Choosing or Upgrading Your Central Air Conditioner
To save energy and money, you should try to buy an energy-efficient air conditioner and reduce your central air conditioners energy use. Older air conditioners may consume more than 2000 kilowatt-hours of electricity per year, causing power plants to emit about 3500 pounds of carbon dioxide and 31 pounds of sulfur dioxide.
If you have an older central air conditioner, you would do well to replace it with a high-efficiency unit. Considering recent changes in refrigerants and air conditioning designs, it is imperative that you replace the entire system.
Today’s best air conditioners use 30%–50% less energy to produce the same amount of cooling as air conditioners made in the mid 1970s. Even if your central air conditioner is only 10 years old, you may save 20%–40% of your cooling energy costs by replacing it with a newer, more efficient model.
When buying a central air conditioner, look for a model with a high efficiency. Central air conditioners are rated according to their seasonal energy efficiency ratio (SEER). SEER indicates the relative amount of energy needed to provide a specific cooling output. Many older systems have SEER ratings of 6 or less.

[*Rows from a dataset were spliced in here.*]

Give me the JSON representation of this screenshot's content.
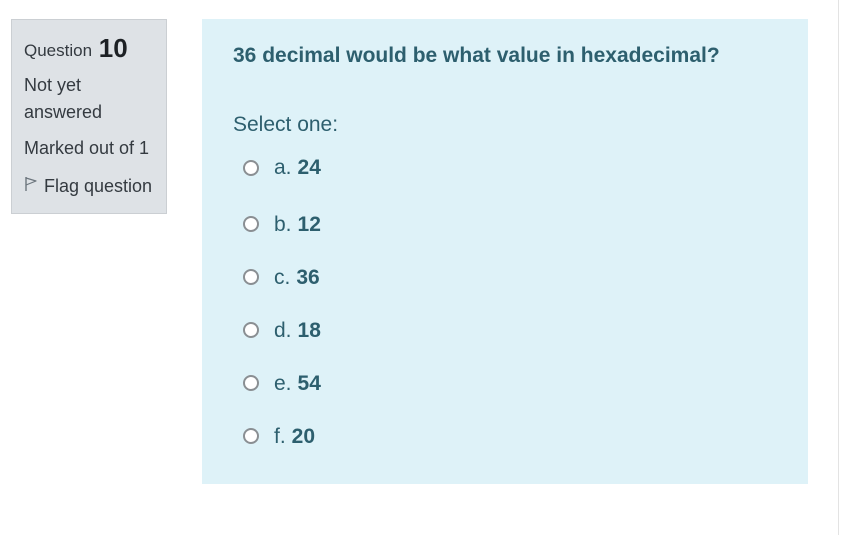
{
  "info": {
    "question_label": "Question",
    "question_number": "10",
    "state": "Not yet answered",
    "grade": "Marked out of 1",
    "flag_label": "Flag question"
  },
  "question": {
    "text": "36 decimal would be what value in hexadecimal?",
    "prompt": "Select one:",
    "options": [
      {
        "letter": "a.",
        "value": "24"
      },
      {
        "letter": "b.",
        "value": "12"
      },
      {
        "letter": "c.",
        "value": "36"
      },
      {
        "letter": "d.",
        "value": "18"
      },
      {
        "letter": "e.",
        "value": "54"
      },
      {
        "letter": "f.",
        "value": "20"
      }
    ]
  },
  "icons": {
    "flag": "flag-icon"
  },
  "colors": {
    "info_bg": "#dee2e6",
    "content_bg": "#def2f8",
    "text_accent": "#2d5f6e"
  }
}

The minimum SEER allowed today is 13.
Look for the ENERGY STAR label for central air conditioners with SEER ratings of 13 or greater, but consider using air conditioning equipment with higher SEER ratings for greater savings.
What to Look For When Buying an Air Conditioner
- A thermal expansion valve and a high-temperature rating (EER) greater than 11.6, for high-efficiency operation when the weather is at its hottest
- A variable speed Gas Furnace or Air Handler can dramatically improve performance. Consider changing it as a system
- A unit that operates quietly
- A fan-only switch, so you can use continuous fan operation
- A Furnace Filter check light to remind you to check the filter after a predetermined number of operating hours
A typical Central Air Conditioner in Ottawa, is also known by the more technical term “split-system Air Conditioner”. This type of Air Conditioner consists of separate indoor and outdoor sections. The indoor heat exchanger, or coil, mounts above the furnace inside the ducting.
The outdoor section contains the compressor and main operational components. The two sections are joined by refrigerant lines which circulate the refrigerant between the indoor coil to the refrigeration components in the outdoor section. The indoor air conditioning coil is cold, which causes the humidity to condense and be drained away while also cooling the air.
We carry several models, to browse our central air conditioners please select the brand.